━━━━━ MATERIAL PROVIDED ━━━━━

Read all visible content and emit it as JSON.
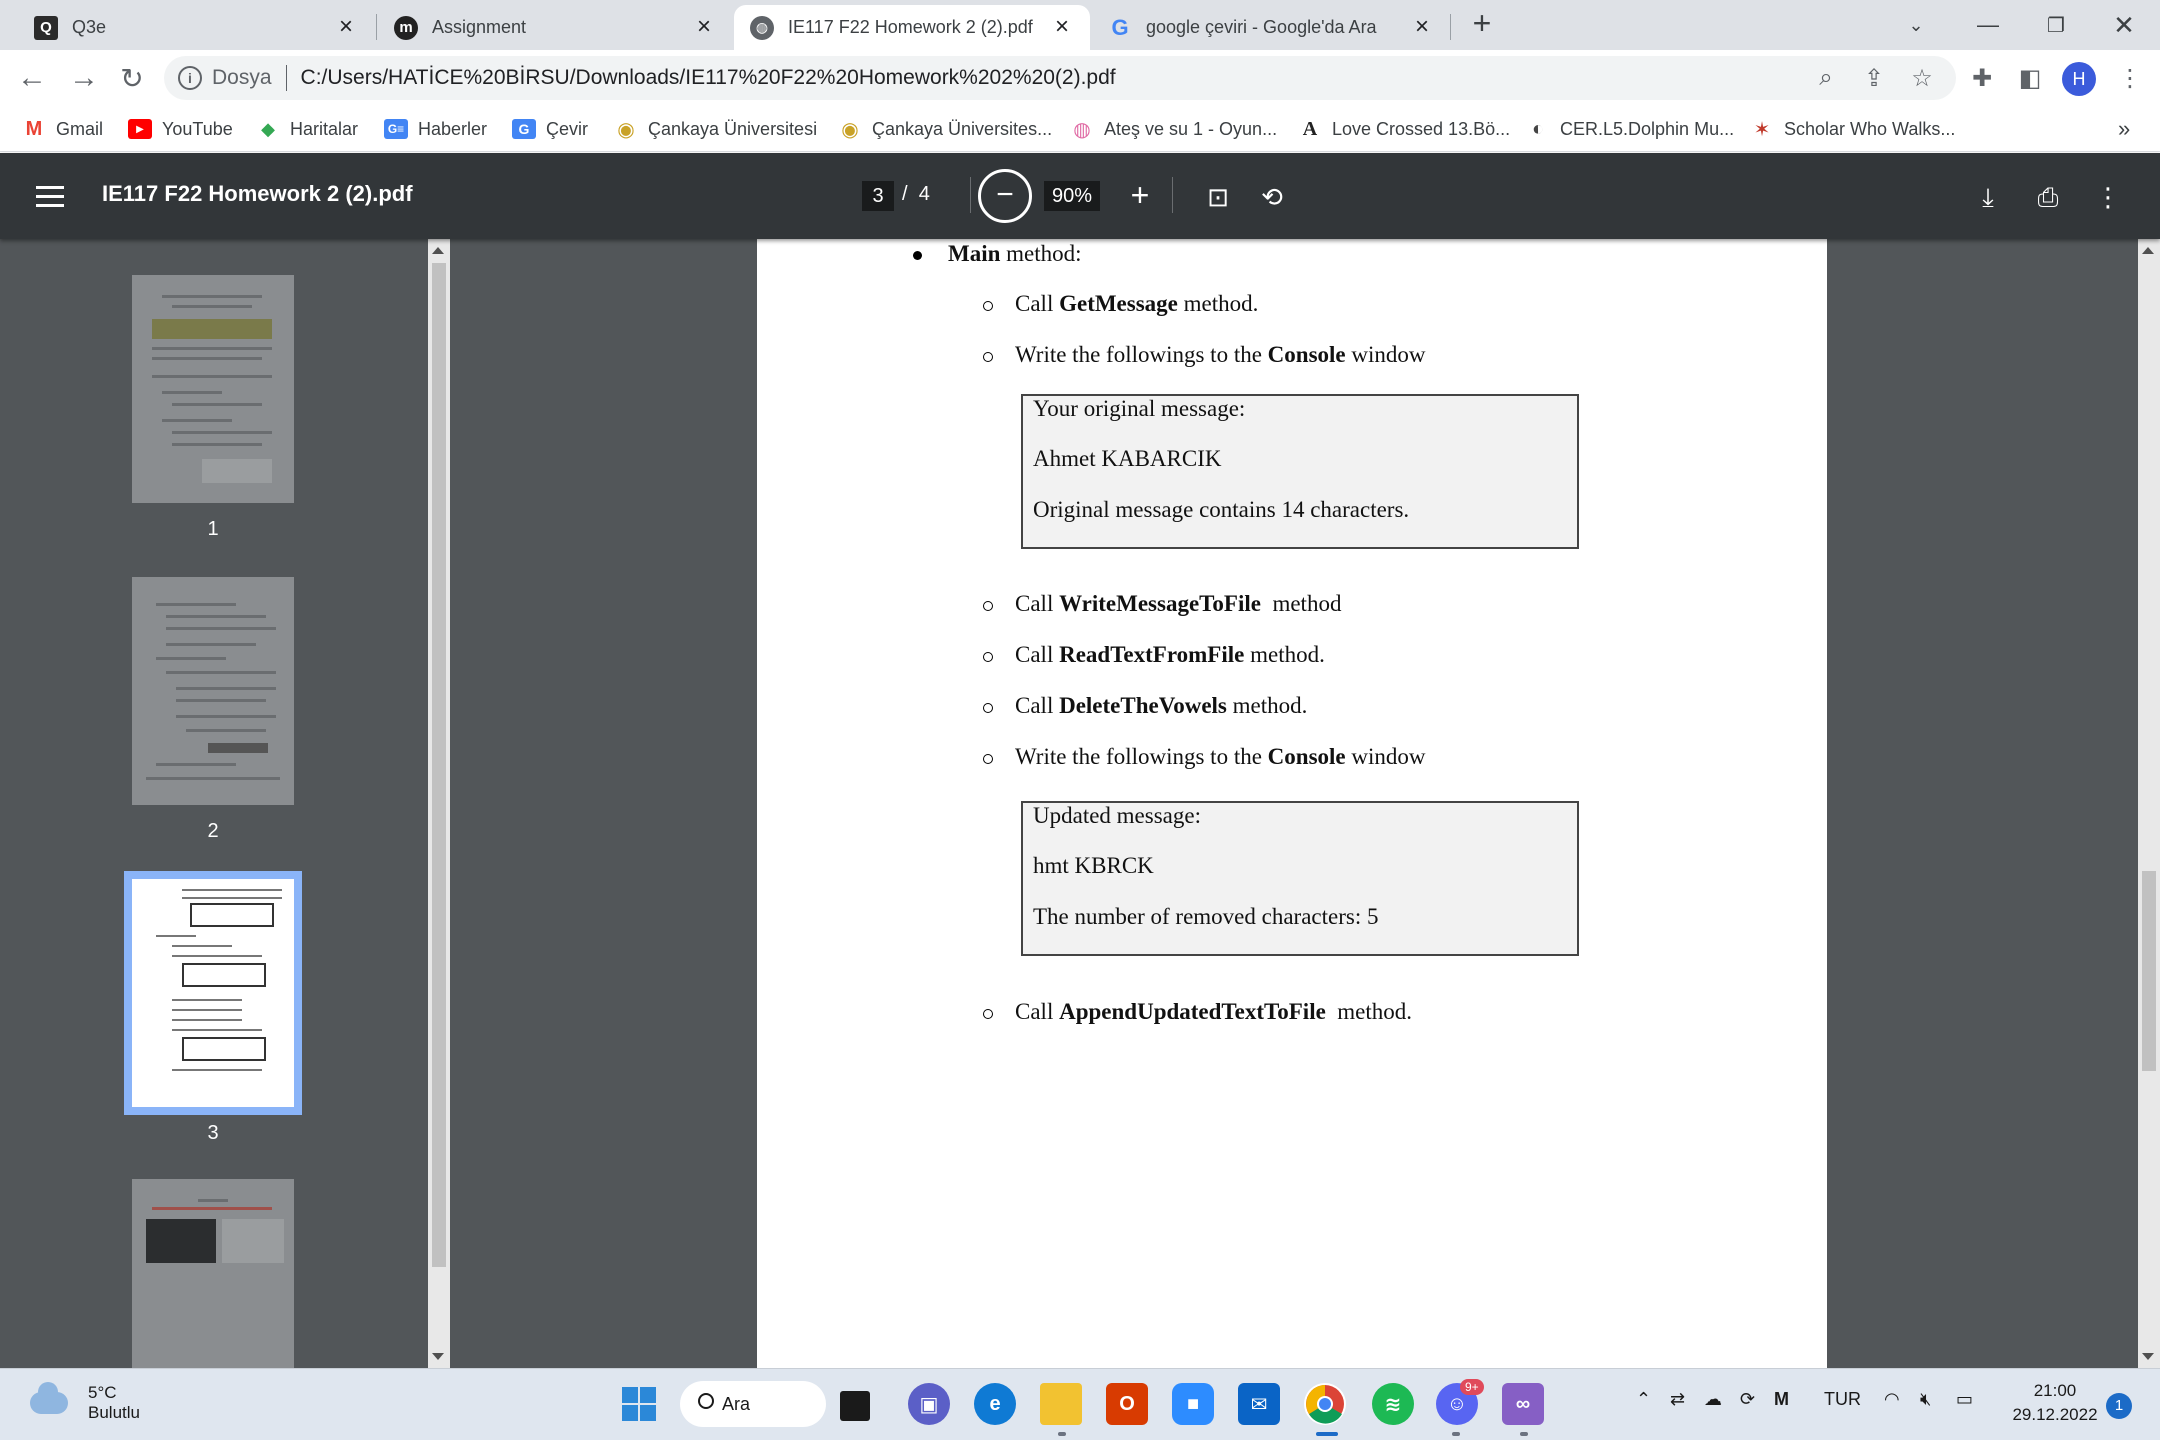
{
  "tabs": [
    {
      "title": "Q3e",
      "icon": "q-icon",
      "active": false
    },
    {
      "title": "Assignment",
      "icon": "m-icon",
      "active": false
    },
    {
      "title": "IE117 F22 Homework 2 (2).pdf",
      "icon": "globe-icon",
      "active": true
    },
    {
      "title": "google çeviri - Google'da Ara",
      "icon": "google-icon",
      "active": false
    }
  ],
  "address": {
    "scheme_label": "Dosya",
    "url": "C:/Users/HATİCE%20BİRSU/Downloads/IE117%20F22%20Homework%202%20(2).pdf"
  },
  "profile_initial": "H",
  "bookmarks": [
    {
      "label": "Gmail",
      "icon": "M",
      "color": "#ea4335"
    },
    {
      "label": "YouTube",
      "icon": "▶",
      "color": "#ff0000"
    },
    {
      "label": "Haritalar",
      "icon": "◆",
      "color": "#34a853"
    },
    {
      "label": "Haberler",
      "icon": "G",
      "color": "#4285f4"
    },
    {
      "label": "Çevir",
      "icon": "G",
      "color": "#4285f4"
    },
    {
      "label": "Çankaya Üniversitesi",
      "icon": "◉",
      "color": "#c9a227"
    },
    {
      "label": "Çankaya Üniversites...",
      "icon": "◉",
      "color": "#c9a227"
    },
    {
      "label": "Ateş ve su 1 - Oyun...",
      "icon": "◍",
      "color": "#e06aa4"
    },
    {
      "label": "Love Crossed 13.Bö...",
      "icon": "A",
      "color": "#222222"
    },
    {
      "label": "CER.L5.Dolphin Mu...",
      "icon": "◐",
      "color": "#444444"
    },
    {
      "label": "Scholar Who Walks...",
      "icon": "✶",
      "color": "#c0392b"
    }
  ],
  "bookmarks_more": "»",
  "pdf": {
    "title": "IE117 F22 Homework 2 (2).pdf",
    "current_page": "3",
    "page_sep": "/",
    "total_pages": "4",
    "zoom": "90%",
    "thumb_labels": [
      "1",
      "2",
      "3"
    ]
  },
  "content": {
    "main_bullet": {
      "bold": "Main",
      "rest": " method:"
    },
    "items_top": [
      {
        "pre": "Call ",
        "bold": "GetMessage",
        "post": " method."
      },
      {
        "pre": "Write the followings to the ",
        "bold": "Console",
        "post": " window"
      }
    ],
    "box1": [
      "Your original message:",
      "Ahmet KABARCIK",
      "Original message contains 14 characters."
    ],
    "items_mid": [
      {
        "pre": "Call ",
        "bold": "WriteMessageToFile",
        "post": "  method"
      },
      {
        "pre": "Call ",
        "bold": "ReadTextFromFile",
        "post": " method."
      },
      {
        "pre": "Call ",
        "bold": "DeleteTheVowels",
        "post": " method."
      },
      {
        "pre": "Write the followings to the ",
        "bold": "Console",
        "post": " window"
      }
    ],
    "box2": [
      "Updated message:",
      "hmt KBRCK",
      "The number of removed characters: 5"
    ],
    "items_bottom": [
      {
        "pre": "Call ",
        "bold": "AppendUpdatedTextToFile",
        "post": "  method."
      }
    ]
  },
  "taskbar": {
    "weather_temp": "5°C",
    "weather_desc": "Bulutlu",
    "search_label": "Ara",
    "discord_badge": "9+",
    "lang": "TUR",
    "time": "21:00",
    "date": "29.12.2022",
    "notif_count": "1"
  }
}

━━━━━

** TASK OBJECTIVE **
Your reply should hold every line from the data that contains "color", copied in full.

** RESULT OF THE EXERCISE **
      "color": "#ea4335"
      "color": "#ff0000"
      "color": "#34a853"
      "color": "#4285f4"
      "color": "#4285f4"
      "color": "#c9a227"
      "color": "#c9a227"
      "color": "#e06aa4"
      "color": "#222222"
      "color": "#444444"
      "color": "#c0392b"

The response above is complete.